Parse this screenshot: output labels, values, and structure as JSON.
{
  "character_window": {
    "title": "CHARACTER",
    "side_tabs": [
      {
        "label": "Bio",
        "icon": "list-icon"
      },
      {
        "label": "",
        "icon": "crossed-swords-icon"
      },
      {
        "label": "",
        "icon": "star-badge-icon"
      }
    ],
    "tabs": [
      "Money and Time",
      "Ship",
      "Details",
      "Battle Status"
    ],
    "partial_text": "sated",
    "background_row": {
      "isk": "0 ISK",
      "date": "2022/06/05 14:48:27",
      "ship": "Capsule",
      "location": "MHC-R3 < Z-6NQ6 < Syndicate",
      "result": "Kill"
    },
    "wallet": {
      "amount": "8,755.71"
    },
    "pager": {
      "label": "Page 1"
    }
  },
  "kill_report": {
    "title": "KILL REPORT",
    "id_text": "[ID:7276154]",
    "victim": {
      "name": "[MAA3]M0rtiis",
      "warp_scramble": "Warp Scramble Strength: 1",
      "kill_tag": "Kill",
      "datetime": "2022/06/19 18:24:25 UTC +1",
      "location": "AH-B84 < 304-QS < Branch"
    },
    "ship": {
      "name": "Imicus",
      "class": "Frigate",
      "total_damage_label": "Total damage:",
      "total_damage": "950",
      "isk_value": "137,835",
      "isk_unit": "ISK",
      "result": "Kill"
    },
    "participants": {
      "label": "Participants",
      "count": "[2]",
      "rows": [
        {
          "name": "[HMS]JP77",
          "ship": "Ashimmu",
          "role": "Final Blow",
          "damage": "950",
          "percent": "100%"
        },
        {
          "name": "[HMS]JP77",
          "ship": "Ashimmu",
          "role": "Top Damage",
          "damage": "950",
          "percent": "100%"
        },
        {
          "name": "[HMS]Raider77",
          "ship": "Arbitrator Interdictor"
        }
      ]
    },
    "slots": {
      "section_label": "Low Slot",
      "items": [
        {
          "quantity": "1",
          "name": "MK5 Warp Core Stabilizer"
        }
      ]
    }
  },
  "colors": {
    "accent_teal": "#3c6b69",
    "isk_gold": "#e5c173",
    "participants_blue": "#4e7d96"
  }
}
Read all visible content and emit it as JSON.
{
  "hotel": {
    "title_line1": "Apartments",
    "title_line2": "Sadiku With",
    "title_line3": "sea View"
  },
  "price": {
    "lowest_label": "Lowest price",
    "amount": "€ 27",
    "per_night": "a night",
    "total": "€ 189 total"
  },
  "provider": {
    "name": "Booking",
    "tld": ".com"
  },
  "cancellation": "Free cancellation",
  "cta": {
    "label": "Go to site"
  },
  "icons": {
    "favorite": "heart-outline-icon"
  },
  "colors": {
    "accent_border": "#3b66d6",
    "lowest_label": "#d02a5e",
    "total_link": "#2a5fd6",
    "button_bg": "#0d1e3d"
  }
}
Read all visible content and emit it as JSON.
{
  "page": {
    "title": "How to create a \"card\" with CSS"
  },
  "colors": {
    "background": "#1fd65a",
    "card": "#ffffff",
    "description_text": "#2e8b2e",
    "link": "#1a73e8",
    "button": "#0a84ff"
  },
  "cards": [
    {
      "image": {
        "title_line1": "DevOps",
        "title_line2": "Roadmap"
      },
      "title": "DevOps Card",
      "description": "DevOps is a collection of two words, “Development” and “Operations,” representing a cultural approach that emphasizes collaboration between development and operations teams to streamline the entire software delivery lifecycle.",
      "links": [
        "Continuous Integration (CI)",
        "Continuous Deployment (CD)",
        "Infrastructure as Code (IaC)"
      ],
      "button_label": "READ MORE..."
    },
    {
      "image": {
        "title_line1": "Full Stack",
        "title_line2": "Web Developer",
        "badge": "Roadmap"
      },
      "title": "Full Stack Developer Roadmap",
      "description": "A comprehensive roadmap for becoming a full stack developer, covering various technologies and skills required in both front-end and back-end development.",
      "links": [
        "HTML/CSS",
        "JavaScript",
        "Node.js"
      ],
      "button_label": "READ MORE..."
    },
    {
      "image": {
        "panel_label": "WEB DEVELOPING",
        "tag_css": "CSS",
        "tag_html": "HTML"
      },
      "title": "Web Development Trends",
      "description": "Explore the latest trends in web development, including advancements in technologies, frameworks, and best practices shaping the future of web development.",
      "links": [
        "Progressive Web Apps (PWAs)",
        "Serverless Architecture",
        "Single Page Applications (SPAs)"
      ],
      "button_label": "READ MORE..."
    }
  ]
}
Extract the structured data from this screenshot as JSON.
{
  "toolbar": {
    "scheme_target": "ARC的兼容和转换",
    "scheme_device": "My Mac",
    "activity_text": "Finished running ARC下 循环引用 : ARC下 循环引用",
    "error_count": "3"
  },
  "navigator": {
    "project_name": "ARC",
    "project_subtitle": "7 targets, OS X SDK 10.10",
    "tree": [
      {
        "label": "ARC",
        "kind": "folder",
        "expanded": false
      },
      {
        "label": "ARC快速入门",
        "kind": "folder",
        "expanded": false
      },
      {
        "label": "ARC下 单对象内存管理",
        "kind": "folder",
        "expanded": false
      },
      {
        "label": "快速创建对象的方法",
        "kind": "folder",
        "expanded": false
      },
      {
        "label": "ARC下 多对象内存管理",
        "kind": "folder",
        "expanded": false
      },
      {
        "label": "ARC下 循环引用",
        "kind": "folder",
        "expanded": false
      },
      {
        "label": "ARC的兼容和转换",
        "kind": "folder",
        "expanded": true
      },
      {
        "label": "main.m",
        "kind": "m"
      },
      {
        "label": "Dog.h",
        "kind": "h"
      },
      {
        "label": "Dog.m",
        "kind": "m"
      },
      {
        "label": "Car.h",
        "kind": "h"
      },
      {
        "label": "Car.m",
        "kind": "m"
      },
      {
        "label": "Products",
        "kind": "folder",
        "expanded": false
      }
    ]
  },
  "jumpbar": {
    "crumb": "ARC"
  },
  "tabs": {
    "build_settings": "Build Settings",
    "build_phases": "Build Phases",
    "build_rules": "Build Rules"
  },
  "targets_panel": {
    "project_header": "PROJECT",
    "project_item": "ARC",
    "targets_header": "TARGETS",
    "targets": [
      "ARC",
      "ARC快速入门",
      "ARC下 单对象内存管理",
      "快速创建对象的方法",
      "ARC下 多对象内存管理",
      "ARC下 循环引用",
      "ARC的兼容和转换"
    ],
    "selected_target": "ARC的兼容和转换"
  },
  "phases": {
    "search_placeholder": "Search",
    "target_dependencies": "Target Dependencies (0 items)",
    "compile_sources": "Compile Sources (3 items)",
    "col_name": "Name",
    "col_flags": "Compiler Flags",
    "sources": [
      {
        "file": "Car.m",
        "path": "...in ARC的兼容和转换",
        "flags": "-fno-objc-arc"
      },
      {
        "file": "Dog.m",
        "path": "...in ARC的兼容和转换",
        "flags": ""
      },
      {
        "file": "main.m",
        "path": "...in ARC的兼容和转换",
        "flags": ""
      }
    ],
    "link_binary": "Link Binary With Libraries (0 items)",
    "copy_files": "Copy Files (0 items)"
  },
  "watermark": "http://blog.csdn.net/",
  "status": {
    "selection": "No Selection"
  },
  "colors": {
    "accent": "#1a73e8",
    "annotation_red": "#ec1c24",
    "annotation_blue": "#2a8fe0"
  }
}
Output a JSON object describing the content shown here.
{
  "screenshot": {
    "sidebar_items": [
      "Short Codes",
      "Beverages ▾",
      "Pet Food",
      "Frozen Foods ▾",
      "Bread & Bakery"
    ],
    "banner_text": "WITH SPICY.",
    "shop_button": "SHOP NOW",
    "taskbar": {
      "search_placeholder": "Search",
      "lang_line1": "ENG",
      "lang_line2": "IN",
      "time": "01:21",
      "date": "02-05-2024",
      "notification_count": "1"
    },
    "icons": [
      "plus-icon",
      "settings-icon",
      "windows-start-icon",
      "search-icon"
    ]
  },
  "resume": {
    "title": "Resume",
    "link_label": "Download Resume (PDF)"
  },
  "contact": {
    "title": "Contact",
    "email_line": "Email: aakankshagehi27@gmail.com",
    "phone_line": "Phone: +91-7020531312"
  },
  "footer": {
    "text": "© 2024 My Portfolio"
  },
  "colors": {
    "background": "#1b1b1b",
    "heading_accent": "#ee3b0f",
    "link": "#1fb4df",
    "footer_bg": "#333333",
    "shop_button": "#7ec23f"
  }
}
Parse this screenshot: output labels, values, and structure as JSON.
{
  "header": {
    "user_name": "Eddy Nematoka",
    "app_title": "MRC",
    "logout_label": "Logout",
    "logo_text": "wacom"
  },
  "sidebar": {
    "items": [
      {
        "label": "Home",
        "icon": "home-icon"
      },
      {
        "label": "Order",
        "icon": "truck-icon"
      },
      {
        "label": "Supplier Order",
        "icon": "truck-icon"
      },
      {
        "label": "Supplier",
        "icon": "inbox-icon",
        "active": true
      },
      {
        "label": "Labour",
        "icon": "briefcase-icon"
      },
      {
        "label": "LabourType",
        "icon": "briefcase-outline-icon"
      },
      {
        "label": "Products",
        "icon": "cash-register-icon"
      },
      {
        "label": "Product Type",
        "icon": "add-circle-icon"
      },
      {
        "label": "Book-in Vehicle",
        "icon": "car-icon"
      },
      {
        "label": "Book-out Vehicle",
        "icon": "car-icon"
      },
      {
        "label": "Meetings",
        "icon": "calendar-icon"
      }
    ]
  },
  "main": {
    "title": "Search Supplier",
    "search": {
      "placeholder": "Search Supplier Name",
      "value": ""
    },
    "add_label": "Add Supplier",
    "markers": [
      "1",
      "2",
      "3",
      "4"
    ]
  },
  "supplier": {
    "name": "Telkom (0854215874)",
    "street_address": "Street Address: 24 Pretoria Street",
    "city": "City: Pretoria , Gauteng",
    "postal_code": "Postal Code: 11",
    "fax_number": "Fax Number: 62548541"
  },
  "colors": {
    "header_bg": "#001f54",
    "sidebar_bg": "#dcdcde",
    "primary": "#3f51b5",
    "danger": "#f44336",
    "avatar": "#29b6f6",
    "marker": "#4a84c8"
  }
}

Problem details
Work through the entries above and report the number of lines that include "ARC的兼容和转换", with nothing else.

Exercise output
7